The Dow Jones Industrial Average was down 74 points, or 0.29%, to 25,520, the S&P 500 fell 0.11% and the Nasdaq declined 0.08%. Stocks posted solid gains Monday, with the S&P 500 rising 1.47%, after a better-than-expected housing report offset news that coronavirus cases surpassed 10 million people globally.
”We have entered an important new phase and have done so sooner than expected,” Powell said in prepared remarks ahead of testimony Tuesday before the House Financial Services Committee. “While this bounceback in economic activity is welcome, it also presents new challenges – notably, the need to keep the virus in check.”
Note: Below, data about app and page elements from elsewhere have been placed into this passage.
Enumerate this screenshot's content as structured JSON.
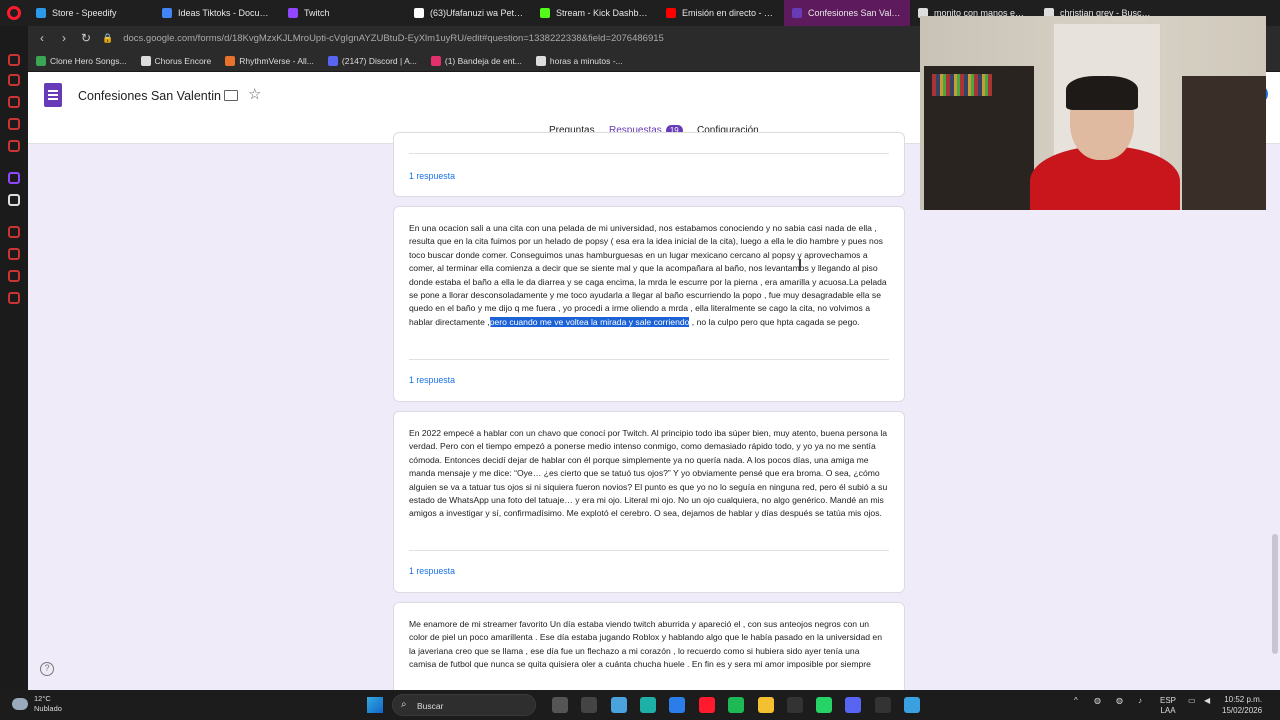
{
  "browser": {
    "tabs": [
      {
        "label": "Store - Speedify",
        "color": "#2b9ae8"
      },
      {
        "label": "Ideas Tiktoks - Documen",
        "color": "#4285f4"
      },
      {
        "label": "Twitch",
        "color": "#9146ff"
      },
      {
        "label": "(63)Ufafanuzi wa Pete za",
        "color": "#ffffff"
      },
      {
        "label": "Stream - Kick Dashboard",
        "color": "#53fc18"
      },
      {
        "label": "Emisión en directo - YouT",
        "color": "#ff0000"
      },
      {
        "label": "Confesiones San Valentin",
        "color": "#673ab7",
        "active": true
      },
      {
        "label": "monito con manos en la",
        "color": "#dddddd"
      },
      {
        "label": "christian grey - Buscar co",
        "color": "#dddddd"
      }
    ],
    "url": "docs.google.com/forms/d/18KvgMzxKJLMroUpti-cVgIgnAYZUBtuD-EyXlm1uyRU/edit#question=1338222338&field=2076486915",
    "bookmarks": [
      {
        "label": "Clone Hero Songs...",
        "color": "#3aa655"
      },
      {
        "label": "Chorus Encore",
        "color": "#dddddd"
      },
      {
        "label": "RhythmVerse - All...",
        "color": "#e8712b"
      },
      {
        "label": "(2147) Discord | A...",
        "color": "#5865f2"
      },
      {
        "label": "(1) Bandeja de ent...",
        "color": "#e1306c"
      },
      {
        "label": "horas a minutos -...",
        "color": "#dddddd"
      }
    ]
  },
  "form": {
    "title": "Confesiones San Valentin",
    "nav": {
      "preguntas": "Preguntas",
      "respuestas": "Respuestas",
      "respuestas_count": "19",
      "configuracion": "Configuración"
    },
    "response_link": "1 respuesta",
    "cards": [
      {
        "text_before": "En una ocacion sali a una cita con una pelada de mi universidad, nos estabamos conociendo y no sabia casi nada de ella , resulta que en la cita fuimos por un helado de popsy ( esa era la idea inicial de la cita), luego a ella le dio hambre y pues nos toco buscar donde comer. Conseguimos unas hamburguesas en un lugar mexicano cercano al popsy y aprovechamos a comer, al terminar ella comienza a decir que se siente mal y que la acompañara al baño, nos levantamos y llegando al piso donde estaba el baño a ella le da diarrea y se caga encima, la mrda le escurre por la pierna , era amarilla y acuosa.La pelada se pone a llorar desconsoladamente y me toco ayudarla a llegar al baño escurriendo la popo , fue muy desagradable ella se quedo en el baño y me dijo q me fuera , yo procedi a irme oliendo a mrda , ella literalmente se cago la cita, no volvimos a hablar directamente ,",
        "text_highlight": "pero cuando me ve voltea la mirada y sale corriendo",
        "text_after": " , no la culpo pero que hpta cagada se pego."
      },
      {
        "text": "En 2022 empecé a hablar con un chavo que conocí por Twitch. Al principio todo iba súper bien, muy atento, buena persona la verdad. Pero con el tiempo empezó a ponerse medio intenso conmigo, como demasiado rápido todo, y yo ya no me sentía cómoda. Entonces decidí dejar de hablar con él porque simplemente ya no quería nada. A los pocos días, una amiga me manda mensaje y me dice: “Oye… ¿es cierto que se tatuó tus ojos?” Y yo obviamente pensé que era broma. O sea, ¿cómo alguien se va a tatuar tus ojos si ni siquiera fueron novios? El punto es que yo no lo seguía en ninguna red, pero él subió a su estado de WhatsApp una foto del tatuaje… y era mi ojo. Literal mi ojo. No un ojo cualquiera, no algo genérico. Mandé an mis amigos a investigar y sí, confirmadísimo. Me explotó el cerebro. O sea, dejamos de hablar y días después se tatúa mis ojos."
      },
      {
        "text": "Me enamore de mi streamer favorito Un día estaba viendo twitch aburrida y apareció el , con sus anteojos negros con un color de piel un poco amarillenta . Ese día estaba jugando Roblox y hablando algo que le había pasado en la universidad en la javeriana creo que se llama , ese día fue un flechazo a mi corazón , lo recuerdo como si hubiera sido ayer tenía una camisa de futbol que nunca se quita quisiera oler a cuánta chucha huele . En fin es y sera mi amor imposible por siempre"
      }
    ]
  },
  "taskbar": {
    "weather_temp": "12°C",
    "weather_desc": "Nublado",
    "search_label": "Buscar",
    "lang_top": "ESP",
    "lang_bottom": "LAA",
    "time": "10:52 p.m.",
    "date": "15/02/2026",
    "apps": [
      {
        "name": "start-icon",
        "color": "#1e88e5"
      },
      {
        "name": "files-icon",
        "color": "#555555"
      },
      {
        "name": "terminal-icon",
        "color": "#444444"
      },
      {
        "name": "paint-icon",
        "color": "#4aa3df"
      },
      {
        "name": "edge-icon",
        "color": "#1db0a6"
      },
      {
        "name": "store-icon",
        "color": "#2b7de9"
      },
      {
        "name": "opera-icon",
        "color": "#ff1b2d"
      },
      {
        "name": "spotify-icon",
        "color": "#1db954"
      },
      {
        "name": "explorer-icon",
        "color": "#f3c130"
      },
      {
        "name": "epic-icon",
        "color": "#333333"
      },
      {
        "name": "whatsapp-icon",
        "color": "#25d366"
      },
      {
        "name": "discord-icon",
        "color": "#5865f2"
      },
      {
        "name": "obs-icon",
        "color": "#333333"
      },
      {
        "name": "notepad-icon",
        "color": "#3aa0e0"
      }
    ]
  }
}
Powell will be joined Tuesday before Congress by U.S. Treasury Secretary Steven Mnuchin.
Lawmakers have pumped more than $3 trillion into the world’s biggest economy, leading to a pick-up in job gains and an increase in consumer spending.
But Powell noted in his remarks that more than 20 million American have lost their jobs since the pandemic took hold in mid-March.
“The path forward for the economy is extraordinarily uncertain and will depend in large part on our success in containing the virus,” he said. “A full recovery is unlikely until people are confident that it is safe to re-engage in a broad range of activities.”
Katerina Simonetti, senior portfolio manager at UBS Private Wealth Management in Philadelphia, said Wall Street should be ready for that uncertainty.
“The recent increase in the numbers of reported Covid-19 cases has resulted in considerable market uncertainty,” Simonetti said. “Further market decline cannot be ruled out.”
The U.S. has 2,590,582 cases of the coronavirus, the most in the world, according to Johns Hopkins University. Deaths in the U.S. have risen to 126,141, also the most in the world.
Confirmed cases of the coronavirus have rise to more than 10.3 million, according to Johns Hopkins.
The World Health Organization warned the “the worst is yet to come,” six months after it started tracking the virus.
Boeing (BA) – Get Report traded lower on Tuesday after receiving word from Norwegian Air Shuttle that it will not be moving forward with buying nearly 100 remaining Boeing-built planes, and that it was suing Boeing over losses from the grounding of the 737 MAX.